Medieval Mastery also scales extremely well. The designed map layouts are formulated to balance each player’s opportunities no matter the numerical configuration. Practically speaking, though, the game shines more with 4-6. Two-player games are fine, very chess-like, but lack excitement. In 3-player games there’s a risk of two beating up on each other to the third’s advantage. With more players, there’s some chaos to shake things up and meaningful prospects to engage in effective diplomacy.
Aside from that, the game can be a little fiddly in redistributing knights. As the game progresses and your armies multiply, you may want some measure on hand to keep track of your overall numbers so as to avoid accidentally losing or gaining strength during reallocation. And beware bumping the map when moving about it. As with all tile-based games, it is easy to jostle them, requiring frequent tidying. This is especially problematic when playing with kids and, believe me, you’ll come this close to banishing them from your kingdom!
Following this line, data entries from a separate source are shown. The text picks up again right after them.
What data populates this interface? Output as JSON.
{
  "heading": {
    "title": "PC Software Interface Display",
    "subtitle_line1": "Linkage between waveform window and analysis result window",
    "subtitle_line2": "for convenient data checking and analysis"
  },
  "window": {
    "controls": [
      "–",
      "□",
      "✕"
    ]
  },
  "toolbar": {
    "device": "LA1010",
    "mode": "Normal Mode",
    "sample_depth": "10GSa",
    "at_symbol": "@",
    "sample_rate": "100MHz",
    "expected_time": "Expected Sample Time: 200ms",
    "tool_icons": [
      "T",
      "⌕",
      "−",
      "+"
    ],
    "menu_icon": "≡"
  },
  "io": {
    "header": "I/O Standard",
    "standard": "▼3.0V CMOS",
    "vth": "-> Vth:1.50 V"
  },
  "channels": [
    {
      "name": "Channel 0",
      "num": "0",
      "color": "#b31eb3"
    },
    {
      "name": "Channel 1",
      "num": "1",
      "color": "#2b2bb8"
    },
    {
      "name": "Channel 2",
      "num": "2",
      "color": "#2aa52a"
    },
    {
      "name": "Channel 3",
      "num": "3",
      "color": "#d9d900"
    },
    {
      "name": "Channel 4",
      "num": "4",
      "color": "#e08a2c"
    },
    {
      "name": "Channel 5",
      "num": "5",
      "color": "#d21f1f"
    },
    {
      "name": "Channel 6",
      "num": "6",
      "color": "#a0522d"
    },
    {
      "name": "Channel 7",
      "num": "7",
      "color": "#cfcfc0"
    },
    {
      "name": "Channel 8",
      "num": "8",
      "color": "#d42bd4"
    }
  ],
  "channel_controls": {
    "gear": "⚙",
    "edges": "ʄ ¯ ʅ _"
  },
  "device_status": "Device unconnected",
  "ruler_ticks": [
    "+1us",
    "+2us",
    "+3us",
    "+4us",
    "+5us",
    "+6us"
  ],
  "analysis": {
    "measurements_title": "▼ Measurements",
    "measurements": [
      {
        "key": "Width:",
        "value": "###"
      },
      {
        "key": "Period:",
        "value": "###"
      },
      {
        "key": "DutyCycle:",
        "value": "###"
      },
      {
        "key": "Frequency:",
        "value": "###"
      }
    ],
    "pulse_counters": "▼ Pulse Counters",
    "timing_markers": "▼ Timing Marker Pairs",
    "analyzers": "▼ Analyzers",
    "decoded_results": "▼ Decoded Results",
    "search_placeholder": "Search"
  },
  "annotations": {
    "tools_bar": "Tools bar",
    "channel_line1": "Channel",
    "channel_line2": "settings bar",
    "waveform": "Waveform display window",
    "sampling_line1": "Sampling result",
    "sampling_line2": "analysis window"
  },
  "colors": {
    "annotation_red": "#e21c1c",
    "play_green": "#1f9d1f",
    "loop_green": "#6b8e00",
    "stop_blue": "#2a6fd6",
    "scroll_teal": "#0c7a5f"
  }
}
For a first-time production, Medieval Mastery is well-made. This is the 2nd edition, but still the company’s first publication. The tiles are thinner than what most gamers will be used to, but still thick enough. The cards are sturdy with a nice glossy finish. I recommend sleeves as they tend to stick together – but mainly because they see a lot of shuffling and handling. The artwork is very good. Indeed I would have liked to see more of it on the cards and Artefacts, but you know, cost. And there are lots of dice. This is a good value in regards to its price point.
Medieval Mastery is a light conflict game. Interaction is a central component, but it’s not heavy, spiteful, nor overly frustrating. There is a nice puzzle aspect in allocating knights that balances well with a reasonable amount of randomness. It is quite abstract and falls disappointingly short on theme, more cerebral than narrative. But this freshman design from the young publisher is a solid entry in the growing catalog of Ameritrash-Eurogame hybrids. It’s easy on the eyes, exercises the mind, and lasts just long enough to satisfy without over-staying its welcome.
iSlaytheDragon would like to thank Chaos Publishing for providing a review copy of Medieval Mastery.